Dataset rows describing interfaces:
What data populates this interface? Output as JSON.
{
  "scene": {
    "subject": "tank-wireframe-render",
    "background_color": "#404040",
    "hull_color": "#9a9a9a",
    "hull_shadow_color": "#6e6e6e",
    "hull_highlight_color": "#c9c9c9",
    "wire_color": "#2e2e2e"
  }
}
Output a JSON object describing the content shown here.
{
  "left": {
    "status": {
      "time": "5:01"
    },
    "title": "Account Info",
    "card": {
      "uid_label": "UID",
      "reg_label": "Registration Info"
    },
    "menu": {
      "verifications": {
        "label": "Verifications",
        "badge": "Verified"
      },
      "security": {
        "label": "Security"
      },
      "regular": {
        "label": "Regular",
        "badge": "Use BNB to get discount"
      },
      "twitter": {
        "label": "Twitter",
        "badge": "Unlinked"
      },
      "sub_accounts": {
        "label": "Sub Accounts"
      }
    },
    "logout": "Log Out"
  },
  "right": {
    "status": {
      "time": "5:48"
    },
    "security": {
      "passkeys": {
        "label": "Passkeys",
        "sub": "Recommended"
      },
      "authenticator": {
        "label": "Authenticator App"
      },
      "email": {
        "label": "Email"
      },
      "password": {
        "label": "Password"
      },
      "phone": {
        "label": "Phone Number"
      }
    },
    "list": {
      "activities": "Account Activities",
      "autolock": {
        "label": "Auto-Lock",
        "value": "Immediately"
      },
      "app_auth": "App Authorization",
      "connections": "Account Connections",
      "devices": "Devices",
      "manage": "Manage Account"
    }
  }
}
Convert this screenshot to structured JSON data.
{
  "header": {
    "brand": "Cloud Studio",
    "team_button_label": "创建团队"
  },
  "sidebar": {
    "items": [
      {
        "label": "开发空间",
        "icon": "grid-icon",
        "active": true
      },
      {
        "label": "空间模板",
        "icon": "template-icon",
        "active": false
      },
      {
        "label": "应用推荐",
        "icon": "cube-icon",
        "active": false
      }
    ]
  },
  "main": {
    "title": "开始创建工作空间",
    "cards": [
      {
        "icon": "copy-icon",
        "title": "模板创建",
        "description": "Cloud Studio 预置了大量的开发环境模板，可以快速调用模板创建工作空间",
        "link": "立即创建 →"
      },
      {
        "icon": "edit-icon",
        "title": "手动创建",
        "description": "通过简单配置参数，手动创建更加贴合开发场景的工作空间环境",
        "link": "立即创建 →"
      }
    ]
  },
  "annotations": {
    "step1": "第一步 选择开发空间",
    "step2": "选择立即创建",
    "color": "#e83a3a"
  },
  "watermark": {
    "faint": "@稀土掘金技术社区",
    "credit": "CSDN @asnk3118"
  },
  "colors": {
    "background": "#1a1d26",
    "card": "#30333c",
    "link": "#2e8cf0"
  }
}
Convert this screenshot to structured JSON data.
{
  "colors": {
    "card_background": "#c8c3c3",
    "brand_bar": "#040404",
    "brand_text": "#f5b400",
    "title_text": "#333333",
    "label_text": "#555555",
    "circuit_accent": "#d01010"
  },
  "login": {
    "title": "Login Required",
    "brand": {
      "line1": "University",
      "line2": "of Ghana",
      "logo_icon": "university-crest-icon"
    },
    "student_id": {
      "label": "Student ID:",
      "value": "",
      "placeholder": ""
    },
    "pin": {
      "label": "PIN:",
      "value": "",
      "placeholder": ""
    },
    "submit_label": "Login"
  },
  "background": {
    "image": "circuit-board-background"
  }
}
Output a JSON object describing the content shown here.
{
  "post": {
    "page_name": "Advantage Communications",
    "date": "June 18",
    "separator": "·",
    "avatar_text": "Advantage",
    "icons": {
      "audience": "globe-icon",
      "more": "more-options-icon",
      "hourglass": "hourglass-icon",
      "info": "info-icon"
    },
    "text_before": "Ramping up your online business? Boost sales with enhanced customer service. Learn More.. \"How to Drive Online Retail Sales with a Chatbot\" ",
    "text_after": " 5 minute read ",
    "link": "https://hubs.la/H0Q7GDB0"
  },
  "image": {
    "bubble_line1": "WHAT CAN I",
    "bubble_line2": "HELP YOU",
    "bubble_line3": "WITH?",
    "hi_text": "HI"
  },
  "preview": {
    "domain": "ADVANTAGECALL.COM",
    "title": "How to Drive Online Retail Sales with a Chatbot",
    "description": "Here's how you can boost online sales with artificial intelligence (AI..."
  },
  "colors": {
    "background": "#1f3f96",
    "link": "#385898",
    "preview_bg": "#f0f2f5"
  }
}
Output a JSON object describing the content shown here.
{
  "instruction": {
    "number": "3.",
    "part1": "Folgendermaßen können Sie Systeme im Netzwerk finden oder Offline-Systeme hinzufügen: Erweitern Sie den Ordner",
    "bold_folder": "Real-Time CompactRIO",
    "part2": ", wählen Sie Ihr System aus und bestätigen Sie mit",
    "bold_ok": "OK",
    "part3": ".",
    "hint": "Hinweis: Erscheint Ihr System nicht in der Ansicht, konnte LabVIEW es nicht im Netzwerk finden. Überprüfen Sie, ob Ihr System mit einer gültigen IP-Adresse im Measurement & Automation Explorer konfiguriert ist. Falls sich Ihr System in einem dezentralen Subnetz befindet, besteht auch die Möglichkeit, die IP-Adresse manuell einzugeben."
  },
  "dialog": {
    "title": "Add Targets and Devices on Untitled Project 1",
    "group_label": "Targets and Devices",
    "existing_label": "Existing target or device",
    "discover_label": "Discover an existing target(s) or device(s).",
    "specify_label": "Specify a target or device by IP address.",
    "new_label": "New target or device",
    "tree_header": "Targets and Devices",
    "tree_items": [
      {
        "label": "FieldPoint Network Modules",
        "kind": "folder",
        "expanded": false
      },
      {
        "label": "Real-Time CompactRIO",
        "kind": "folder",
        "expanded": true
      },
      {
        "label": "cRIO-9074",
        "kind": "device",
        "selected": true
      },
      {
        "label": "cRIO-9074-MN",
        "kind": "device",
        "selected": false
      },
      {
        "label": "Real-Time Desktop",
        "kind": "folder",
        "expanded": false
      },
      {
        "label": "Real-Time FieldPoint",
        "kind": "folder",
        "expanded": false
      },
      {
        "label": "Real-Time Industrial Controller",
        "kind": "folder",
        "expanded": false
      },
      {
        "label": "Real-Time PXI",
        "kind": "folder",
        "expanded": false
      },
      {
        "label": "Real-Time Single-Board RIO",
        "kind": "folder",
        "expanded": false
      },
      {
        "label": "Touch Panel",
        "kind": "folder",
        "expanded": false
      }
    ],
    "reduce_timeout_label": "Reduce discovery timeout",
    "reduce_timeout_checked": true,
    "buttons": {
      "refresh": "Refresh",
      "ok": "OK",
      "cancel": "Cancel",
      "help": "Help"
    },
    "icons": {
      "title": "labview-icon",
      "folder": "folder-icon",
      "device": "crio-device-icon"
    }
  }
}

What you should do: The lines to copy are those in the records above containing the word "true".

Task answer:
        "active": true
        "expanded": true
        "selected": true
    "reduce_timeout_checked": true,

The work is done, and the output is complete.